When autumn comes to Turkey, competition, controversy, and cinema run hand in hand in the streets of the southern city of Antalya with the Golden Orange Film Festival. The biggest event of cinema in Turkey for the last half-a-century, the festival has always been a volatile event, especially with its national competition. The selection of the films, the selection of the jury, the handing out of the awards, and the after-shock following the awards, have always made the national competition more than just a competition.
The 46th Golden Orange Film Festival screened around 150 films under 20 sections in one week, ending with a ceremony announcing the winners of the national competition for feature film, short film, and documentary, as well as the international competition, a first in the festival.

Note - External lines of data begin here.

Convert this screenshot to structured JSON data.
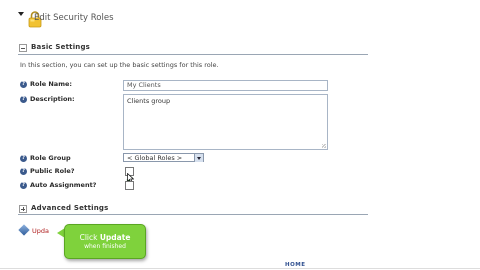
{
  "header": {
    "title": "Edit Security Roles"
  },
  "basic_settings": {
    "heading": "Basic Settings",
    "description": "In this section, you can set up the basic settings for this role.",
    "role_name_label": "Role Name:",
    "role_name_value": "My Clients",
    "description_label": "Description:",
    "description_value": "Clients group",
    "role_group_label": "Role Group",
    "role_group_value": "< Global Roles >",
    "public_role_label": "Public Role?",
    "public_role_checked": true,
    "auto_assignment_label": "Auto Assignment?",
    "auto_assignment_checked": false
  },
  "advanced_settings": {
    "heading": "Advanced Settings"
  },
  "actions": {
    "update_label": "Upda"
  },
  "tooltip": {
    "prefix": "Click",
    "action": "Update",
    "suffix": "when finished"
  },
  "footer": {
    "home_label": "HOME"
  },
  "colors": {
    "tooltip_green": "#7fd23c",
    "link_red": "#b02020",
    "rule_blue": "#9aa6b4"
  },
  "icons": {
    "header": "lock-icon",
    "help": "help-icon",
    "update": "diamond-icon"
  }
}
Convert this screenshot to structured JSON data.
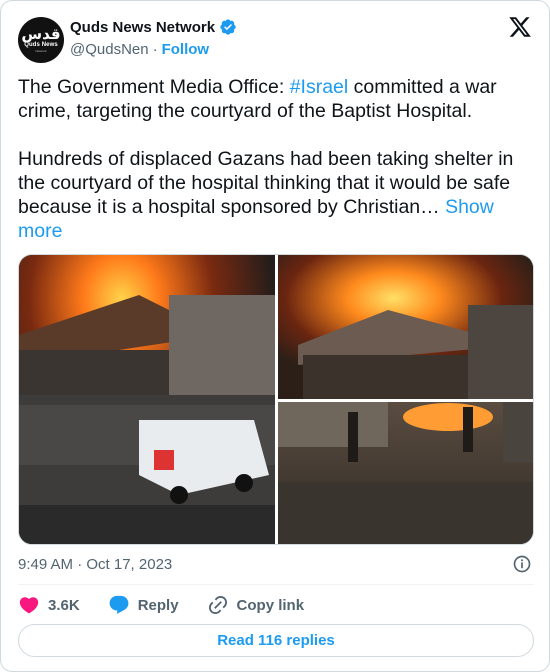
{
  "author": {
    "name": "Quds News Network",
    "handle": "@QudsNen",
    "separator": "·",
    "follow_label": "Follow",
    "avatar_glyph": "قدس",
    "avatar_mark": "Quds News",
    "avatar_sub": "Network"
  },
  "tweet": {
    "line1_prefix": "The Government Media Office: ",
    "hashtag": "#Israel",
    "line1_suffix": " committed a war crime, targeting the courtyard of the Baptist Hospital.\n\nHundreds of displaced Gazans had been taking shelter in the courtyard of the hospital thinking that it would be safe because it is a hospital sponsored by Christian… ",
    "show_more": "Show more"
  },
  "footer": {
    "timestamp": "9:49 AM · Oct 17, 2023",
    "likes": "3.6K",
    "reply_label": "Reply",
    "copy_link_label": "Copy link",
    "read_replies": "Read 116 replies"
  },
  "colors": {
    "accent": "#1d9bf0",
    "like": "#f91880",
    "muted": "#536471",
    "text": "#0f1419"
  },
  "icons": {
    "verified": "verified-badge-icon",
    "x_logo": "x-logo-icon",
    "info": "info-icon",
    "heart": "heart-icon",
    "reply": "reply-bubble-icon",
    "link": "link-icon"
  }
}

Thanks to the changing face of the festival in the past couple of years, Golden Oranges have become a younger, dynamic and professional event, earning a long-postponed respect in international circles. This is, of course, fuelled by a proliferation of inspiring Turkish films that have been leaving their marks in international festivals more and more each year. Moviemakers of international acclaim like Nuri Bilge Ceylan and Fatih Akin have received the coveted awards in the recent years, while a film in Kurdish (“Iki Dil Bir Bavul – On the Way to School”) entered the race for the first time in the history of the festival this year, even taking home the Best Debut Film award.
Extravaganza leaves room for cinema
This year, 2009, may have marked the highest point for the Golden Orange Film Festival with the experienced festival director and movie writer Vecdi Sayar heading the festival committee, bringing in anticipated recent films by international directors of acclaim, and increasing the number of films to be screened, as opposed to previous year’s extravaganza of national and international celebrities, including names like Kevin Spacey and Marisa Tomei, stealing the thunder from cinema.
Until recently, Golden Orange Film Festival was a national competition. Hence, there was a lot of controversy surrounding the selection of the jury panel and the award-winning films. Until a few years back, when they decided to collaborate with Turkey Cinema and Audiovisual Culture Foundation, TÜRSAK, the festival was at the hands of the municipality. In its history of more than four decades, the festival hardly had a year where the objectivity of the selection somehow wasn’t questioned.
To give a few examples, in 1981, one year after the military coup, seven people out of the jury of nine were from the Culture Ministry. In 1988, a member of the jury had leaked the winners to the press one day before the ceremony. And there were occasions when acclaimed directors pulled their films out of the festival to question the integrity of the selection process.
A proud Venus holding an orange
But things have changed since the first festival in 1963 and the subsequent decades, when the changing names and politics of the municipality meant a reflection of power games linked to the festival. The involvement of the civil society and experienced, respected names from the movie business meant the development of a brand new festival of international caliber. The meticulous planning and the integrity of the selection of the judges leave no room for doubt any more, led this year by veteran director Erden K?ral, and with a list that included last year’s Best Actress winner Nurgül Ye?ilçay, director Mustafa Alt?oklar, art director Mustafa Ziya Ülkenciler, movie critic Ömür Gedik, screen writer S?rr? Süreyya Önder, and writer Zeynep Oral.
This year, Antalya’s symbol, the golden Venus holding an orange in one of her hands, was finally proud to be a part of an international film festival, where young and fresh cinema from diverse background and cultures was celebrated for a week in the warm atmosphere of the Mediterranean.